Before you borrow, estimate how much you’ll pay for a swimming pool loan using a personal loan calculator.
HELOCs vs. personal loans for pools
In some cases, a Home Equity Line of Credit (HELOC) might be a good choice to pay for pool installation. Here are some pros and cons of both HELOCs and personal loans to help you decide:
Things you should know before building a pool
On top of paying for a pool, there are a few points to keep in mind before you take the plunge. Here’s what to consider first:
Pools won’t necessarily boost your home value
Unlike a bathroom addition or kitchen remodel, adding a new pool won’t necessarily add value to your home. If you move, you’ll be leaving it behind and likely won’t recoup the full cost — if any.
Also keep in mind that if you sell your home, buyers might not be thrilled with the added costs and safety risks that come with a home swimming pool.
The typical pool builder will recoup about $20,000 to $32,000 in value compared to an average $50,000 expense, according to HGTV.
In addition to paying for the pool, there may be additional monthly costs
Pool costs don’t stop after building and filling it up for the first time. There are a handful of common, ongoing costs related to owning a pool. The cost is around $3,000 to $5,000 per year, according to HomeAdvisor. These costs include:
Heating-related electricity costs
Filling and adding water
Additional home insurance costs
Some pool dealers may offer their own financing — but you should compare your options
Some pool-building companies offer their own financing. However, it’s a good idea to compare this with other loan options you might qualify for since you might get a much lower interest rate with another lender.
If the pool dealer offers a better deal, it might be a good choice. Just remember that you’re under no obligation to finance through your pool company, especially if you can get better terms elsewhere.
If you decide to take out a personal loan to pay for your swimming pool, be sure to consider as many lenders as possible to find the right loan for you. Credible makes this easy — you can compare your rates from multiple lenders in two minutes.
About the author: Eric Rosenberg is an expert on personal finance.

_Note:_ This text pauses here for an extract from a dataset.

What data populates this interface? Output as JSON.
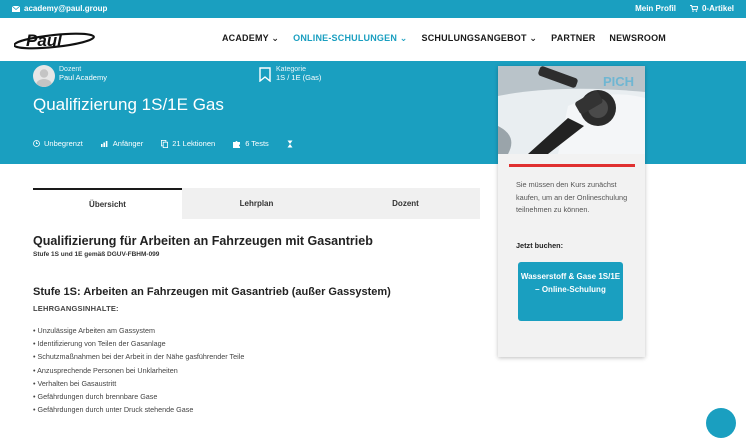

His work has been featured at Business Insider, Investopedia, The Balance, The Huffington Post, MSN Money, Yahoo Finance, Mint.com and more.